“They do play some good stuff, as we did out there as well. In the first half we had a lot of chances, and they would have probably taken going in 1-1.
“But we needed to start the second half better, then at 2-2 we have to react better than that.”
United, as Coutts insisted, could have put the outcome beyond doubt before the break and knowing they will play worse and win this season only fuelled the sense of grievance in the home dressing room at Bramall Lane.
Peterborough, who opened the scoring when Conor Washington claimed his 14th of the campaign, are superb going forward but calamitous at the back.
Billy Sharp, who later struck the foot of the post following another lamentable piece of defending, equalised from the penalty spot after being fouled inside the area before David Edgar’s header was acrobatically saved by Ben Alnwick.
Erhun Oztumer restored the visitors’ advantage at the beginning of the second period with a superb piece of individual skill and the late drama ensued.
Adkins justifiably praised his team’s contribution to this absorbing fixture.
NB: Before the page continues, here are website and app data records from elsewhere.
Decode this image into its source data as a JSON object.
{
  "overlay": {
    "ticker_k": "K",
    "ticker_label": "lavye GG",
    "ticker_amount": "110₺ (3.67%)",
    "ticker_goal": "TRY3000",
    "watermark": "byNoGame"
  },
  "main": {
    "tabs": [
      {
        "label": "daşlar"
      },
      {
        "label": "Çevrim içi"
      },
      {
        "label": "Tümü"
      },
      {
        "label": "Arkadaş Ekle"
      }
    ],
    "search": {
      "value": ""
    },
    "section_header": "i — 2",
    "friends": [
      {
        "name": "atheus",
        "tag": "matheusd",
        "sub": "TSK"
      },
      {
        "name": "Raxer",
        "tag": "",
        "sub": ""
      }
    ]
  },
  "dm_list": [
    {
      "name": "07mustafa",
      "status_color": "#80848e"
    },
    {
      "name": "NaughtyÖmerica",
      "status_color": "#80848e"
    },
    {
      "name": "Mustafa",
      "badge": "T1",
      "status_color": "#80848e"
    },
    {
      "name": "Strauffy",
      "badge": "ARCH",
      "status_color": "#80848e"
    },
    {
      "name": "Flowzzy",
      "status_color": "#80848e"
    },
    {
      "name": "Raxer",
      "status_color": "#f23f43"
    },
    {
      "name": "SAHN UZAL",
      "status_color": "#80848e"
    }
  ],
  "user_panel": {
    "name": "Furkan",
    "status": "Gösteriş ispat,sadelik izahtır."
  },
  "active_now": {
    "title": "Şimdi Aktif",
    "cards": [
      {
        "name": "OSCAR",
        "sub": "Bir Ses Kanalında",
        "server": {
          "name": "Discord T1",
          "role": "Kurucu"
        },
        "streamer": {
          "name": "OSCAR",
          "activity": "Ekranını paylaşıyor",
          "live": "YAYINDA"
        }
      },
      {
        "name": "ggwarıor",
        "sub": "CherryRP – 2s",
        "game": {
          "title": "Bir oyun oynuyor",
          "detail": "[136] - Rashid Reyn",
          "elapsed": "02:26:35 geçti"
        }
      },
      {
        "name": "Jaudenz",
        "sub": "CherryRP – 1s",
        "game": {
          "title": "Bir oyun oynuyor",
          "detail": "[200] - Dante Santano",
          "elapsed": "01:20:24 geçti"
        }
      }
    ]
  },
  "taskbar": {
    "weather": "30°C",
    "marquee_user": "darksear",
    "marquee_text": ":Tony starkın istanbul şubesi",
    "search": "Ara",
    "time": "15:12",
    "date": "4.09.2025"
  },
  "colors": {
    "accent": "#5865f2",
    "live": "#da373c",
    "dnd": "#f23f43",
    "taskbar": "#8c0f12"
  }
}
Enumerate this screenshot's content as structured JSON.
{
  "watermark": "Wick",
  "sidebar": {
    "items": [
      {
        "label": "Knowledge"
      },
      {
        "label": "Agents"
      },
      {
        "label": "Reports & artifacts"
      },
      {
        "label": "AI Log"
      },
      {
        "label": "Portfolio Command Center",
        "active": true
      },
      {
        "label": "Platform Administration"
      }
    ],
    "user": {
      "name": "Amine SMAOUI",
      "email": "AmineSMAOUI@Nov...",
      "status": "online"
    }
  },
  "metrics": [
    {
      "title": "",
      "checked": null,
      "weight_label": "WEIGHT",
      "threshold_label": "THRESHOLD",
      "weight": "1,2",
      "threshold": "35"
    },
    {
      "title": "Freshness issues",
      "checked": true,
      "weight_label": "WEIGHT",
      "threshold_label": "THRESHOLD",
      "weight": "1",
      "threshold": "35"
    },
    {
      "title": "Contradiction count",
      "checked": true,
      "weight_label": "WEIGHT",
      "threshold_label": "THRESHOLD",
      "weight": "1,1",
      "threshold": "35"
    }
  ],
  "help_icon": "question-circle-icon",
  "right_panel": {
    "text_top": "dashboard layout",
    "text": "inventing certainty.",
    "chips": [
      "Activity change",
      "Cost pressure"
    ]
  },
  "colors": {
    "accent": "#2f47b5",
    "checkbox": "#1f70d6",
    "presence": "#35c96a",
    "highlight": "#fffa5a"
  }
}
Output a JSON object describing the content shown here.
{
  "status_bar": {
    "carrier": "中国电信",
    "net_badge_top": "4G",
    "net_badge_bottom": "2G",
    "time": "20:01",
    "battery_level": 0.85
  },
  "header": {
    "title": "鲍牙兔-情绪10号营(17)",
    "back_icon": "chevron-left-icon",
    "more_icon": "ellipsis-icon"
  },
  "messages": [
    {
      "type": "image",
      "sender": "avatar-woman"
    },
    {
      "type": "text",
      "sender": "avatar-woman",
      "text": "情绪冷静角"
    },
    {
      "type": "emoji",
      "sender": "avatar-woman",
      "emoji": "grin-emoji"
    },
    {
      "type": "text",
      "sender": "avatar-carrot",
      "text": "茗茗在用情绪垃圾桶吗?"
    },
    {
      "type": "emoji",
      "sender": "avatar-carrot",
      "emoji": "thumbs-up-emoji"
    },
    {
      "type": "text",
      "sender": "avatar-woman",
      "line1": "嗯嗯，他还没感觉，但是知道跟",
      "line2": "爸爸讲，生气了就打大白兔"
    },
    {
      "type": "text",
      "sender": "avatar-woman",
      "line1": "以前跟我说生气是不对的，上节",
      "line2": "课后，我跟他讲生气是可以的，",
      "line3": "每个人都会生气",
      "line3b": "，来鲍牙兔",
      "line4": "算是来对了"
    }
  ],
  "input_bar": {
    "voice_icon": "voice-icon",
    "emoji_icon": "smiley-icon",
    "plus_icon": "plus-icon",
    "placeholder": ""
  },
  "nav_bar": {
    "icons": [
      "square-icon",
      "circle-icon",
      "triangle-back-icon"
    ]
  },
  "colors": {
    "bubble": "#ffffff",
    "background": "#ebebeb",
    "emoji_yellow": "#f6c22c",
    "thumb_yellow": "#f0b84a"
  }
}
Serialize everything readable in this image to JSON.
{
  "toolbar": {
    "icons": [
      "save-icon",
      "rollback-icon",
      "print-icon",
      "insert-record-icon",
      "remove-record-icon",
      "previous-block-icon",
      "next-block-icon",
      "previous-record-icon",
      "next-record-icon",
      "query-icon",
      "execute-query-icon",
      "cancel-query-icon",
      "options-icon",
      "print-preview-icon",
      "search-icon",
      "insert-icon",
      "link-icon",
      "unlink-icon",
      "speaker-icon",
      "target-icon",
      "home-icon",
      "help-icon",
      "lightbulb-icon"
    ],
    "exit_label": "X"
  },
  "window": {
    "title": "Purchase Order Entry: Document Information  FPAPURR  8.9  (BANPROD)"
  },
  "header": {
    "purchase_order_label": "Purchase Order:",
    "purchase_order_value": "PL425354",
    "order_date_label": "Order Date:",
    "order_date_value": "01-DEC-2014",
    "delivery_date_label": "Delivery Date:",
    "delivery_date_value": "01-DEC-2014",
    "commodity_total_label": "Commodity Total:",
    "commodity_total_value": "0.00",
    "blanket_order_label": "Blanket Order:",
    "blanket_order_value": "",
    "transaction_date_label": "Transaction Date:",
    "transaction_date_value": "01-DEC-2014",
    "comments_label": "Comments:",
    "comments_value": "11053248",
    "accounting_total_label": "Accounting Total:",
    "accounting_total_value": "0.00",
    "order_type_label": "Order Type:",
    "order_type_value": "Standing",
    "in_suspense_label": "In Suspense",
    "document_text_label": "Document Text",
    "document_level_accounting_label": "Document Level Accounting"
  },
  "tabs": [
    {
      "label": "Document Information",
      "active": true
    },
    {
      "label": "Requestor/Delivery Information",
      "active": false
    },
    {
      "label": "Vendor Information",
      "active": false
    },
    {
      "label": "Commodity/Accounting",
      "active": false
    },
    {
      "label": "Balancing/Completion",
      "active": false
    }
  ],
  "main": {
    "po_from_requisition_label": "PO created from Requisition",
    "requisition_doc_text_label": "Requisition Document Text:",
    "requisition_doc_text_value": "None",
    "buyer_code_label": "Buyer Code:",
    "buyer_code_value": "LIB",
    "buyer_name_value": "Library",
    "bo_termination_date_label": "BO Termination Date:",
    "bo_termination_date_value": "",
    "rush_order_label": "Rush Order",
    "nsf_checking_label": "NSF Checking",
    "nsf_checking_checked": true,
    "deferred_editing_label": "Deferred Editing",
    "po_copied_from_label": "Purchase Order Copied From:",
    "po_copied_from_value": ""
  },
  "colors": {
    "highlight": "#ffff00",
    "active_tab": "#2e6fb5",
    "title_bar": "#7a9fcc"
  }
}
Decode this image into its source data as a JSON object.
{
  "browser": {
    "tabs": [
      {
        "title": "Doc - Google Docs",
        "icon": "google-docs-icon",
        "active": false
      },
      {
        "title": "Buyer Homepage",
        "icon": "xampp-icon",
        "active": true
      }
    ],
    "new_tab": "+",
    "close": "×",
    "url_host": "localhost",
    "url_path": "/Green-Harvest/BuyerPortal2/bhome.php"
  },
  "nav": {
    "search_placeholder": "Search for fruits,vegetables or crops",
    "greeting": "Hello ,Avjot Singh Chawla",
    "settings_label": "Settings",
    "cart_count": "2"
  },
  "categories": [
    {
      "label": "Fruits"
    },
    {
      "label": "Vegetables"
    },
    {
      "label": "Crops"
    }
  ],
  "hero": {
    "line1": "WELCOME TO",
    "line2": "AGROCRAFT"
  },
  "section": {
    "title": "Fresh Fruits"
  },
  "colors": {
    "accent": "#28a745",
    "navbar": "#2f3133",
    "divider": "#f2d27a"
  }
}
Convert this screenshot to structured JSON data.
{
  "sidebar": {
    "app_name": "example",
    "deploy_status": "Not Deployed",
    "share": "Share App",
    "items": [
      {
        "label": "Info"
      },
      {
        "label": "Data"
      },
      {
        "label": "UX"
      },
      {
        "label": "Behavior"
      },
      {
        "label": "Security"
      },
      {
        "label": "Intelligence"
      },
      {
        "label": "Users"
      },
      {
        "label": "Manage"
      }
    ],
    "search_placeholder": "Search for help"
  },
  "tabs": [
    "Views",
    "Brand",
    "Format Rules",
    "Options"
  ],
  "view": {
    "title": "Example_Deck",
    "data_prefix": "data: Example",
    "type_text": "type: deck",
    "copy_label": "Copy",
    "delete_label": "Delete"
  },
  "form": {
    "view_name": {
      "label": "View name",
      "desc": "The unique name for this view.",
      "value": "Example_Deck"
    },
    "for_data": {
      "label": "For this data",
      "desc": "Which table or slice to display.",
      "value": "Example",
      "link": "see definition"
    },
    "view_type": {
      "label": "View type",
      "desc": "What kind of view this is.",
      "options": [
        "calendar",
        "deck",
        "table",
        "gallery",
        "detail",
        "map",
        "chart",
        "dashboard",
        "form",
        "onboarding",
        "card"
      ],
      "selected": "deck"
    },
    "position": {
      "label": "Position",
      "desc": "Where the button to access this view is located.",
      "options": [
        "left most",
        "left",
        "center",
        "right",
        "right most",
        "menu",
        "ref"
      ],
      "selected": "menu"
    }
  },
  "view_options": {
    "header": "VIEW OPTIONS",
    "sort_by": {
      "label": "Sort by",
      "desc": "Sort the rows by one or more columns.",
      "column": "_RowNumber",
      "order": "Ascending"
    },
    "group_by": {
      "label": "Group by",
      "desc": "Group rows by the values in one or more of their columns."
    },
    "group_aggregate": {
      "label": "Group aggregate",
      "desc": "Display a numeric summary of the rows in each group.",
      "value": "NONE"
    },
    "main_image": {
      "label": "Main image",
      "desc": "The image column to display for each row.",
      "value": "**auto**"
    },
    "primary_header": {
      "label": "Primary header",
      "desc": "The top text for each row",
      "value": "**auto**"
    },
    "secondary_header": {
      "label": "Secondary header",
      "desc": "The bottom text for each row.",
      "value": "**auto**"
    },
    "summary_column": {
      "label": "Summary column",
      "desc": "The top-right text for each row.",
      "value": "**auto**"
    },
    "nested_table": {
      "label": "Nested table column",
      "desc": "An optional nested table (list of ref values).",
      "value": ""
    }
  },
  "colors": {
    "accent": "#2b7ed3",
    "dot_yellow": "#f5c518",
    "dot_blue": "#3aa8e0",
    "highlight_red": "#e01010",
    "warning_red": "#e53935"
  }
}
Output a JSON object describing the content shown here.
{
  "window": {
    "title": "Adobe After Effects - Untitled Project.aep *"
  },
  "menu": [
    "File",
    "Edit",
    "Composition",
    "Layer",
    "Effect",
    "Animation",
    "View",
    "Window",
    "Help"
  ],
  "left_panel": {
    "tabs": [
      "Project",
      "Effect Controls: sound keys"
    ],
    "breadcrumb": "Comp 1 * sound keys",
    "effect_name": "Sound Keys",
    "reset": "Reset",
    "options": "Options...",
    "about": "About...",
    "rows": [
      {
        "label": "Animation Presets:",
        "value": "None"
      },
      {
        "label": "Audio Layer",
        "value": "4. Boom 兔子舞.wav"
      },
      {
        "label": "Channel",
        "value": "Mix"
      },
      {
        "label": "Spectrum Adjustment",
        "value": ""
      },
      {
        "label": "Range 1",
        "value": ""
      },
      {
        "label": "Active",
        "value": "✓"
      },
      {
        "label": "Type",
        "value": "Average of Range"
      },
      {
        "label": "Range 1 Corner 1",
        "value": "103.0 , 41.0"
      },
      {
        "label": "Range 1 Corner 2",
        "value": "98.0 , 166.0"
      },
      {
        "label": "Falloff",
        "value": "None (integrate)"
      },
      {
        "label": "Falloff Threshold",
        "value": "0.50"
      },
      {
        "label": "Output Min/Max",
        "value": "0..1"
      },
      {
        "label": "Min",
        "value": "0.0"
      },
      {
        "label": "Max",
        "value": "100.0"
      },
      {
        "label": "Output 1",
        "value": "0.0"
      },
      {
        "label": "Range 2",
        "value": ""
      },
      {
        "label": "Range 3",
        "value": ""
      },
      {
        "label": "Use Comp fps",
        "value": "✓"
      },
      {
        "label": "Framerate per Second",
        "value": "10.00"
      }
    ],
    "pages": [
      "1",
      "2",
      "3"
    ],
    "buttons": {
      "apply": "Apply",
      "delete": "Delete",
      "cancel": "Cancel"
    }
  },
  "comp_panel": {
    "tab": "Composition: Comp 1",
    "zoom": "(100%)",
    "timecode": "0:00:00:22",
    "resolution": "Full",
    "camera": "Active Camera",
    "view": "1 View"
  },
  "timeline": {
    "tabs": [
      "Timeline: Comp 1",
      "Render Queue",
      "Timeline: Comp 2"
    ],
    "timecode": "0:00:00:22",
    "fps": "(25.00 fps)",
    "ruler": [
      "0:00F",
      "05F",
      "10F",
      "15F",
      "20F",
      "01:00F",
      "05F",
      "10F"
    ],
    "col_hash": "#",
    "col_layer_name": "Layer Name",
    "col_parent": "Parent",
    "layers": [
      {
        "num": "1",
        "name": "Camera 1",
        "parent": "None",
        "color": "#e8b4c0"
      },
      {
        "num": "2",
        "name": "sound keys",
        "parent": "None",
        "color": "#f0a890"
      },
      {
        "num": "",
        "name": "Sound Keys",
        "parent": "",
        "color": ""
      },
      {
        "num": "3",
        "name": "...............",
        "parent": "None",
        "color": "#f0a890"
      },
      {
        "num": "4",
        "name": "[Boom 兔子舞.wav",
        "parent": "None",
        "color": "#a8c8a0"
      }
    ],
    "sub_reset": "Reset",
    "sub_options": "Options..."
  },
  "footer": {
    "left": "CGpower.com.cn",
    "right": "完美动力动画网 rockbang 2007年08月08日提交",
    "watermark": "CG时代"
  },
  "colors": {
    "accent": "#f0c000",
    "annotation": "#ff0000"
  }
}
And, analysing Samuelsen’s decisive input, correctly identified the reasons behind their downfall too.
“The players are well aware of my views on it,” he said. “There was enough experience out there to nullify that threat.
“Defensively, as a team, we let ourselves down there, even though we were strong in our resolve and produced some excellent stuff.”
“Sometimes, you do your preparation and then a completely different game transpires.
“Fair play to them, they are expansive and they move the ball around. They leave themselves open at the other end Our mind-set was to win the game. Two long-range goals went in. Be aware of it and set yourself up to keep them out.”
“Once we got back in, just make sure you don’t lose it,” Adkins continued.
“We had enough experience on the field of play to make sure that was the case. They’ll say it was a fantastic finish but, from our perspective, we’ll always look to see if we could have defended it any better.”
Styles make fights and, as predicted, this contest was compelling, with Peterborough, still the only club to average more than two goals per game in the competition, ruthlessly exploiting the fact they survived the first-half intact.
Washington, who Posh manager Graham Westley admitted is being courted by “some very big names”, landed the first telling blow when he beat George Long, who had previously conceded only once in four outings, from long range.
Sharp netted for the 11th time since joining the Blades last summer when he was tripped by Michael Smith and could later have been awarded a second spot-kick after being pushed in the back as he attempted to evade a marker.
With United in the ascendancy, Alnwick thwarted Edgar after Sharp had been denied by the woodwork, but they home side fell behind again when some excellent footwork created the time and space for Oztumer to loop home. Baldwin headed into his own net after Chris Basham had met Martyn Woolford’s centre but Samuelsen, on loan from West Ham, applied the coup de grace after weaving his way through.
“Martin showed his incredible ability to score a superb goal,” Westley said. “This is a very difficult environment and you have to play very well to win here.”
While sixth-placed Peterborough celebrated victory, United, in eighth, reflected on what might have been.
“I think we are playing well and there’s some consistency in our performances,” Coutts said.
“The performances are there and the results have been lately too, We need to bounce back and react to it.”
Sheffield United: Long 6, Brayford 7, Basham 7, Coutts 7, Sharp 7, Collins 6, Woolford 6, Sammon 6 (Baxter 56, 6), McEveley 6 (Adams 72), Edgar 6, Hammond 6. Not used: Howard, Flynn, Campbell-Ryce, Reed, K Wallace.
Peterborough United: Alnwick 7, Smith 6, Baldwin 6, Taylor 6, Oztumer 7, Maddison 6 (Samuelson 78), Almeida-Santos 6, Washington 7, Beautyman 6, Fox 6 (Wilson 46, 7), Forrester 6 (Addison 90). Not used: Angol, Henry, Coulibaly, Nicholson.
Referee: Darren Bond (Lancashire).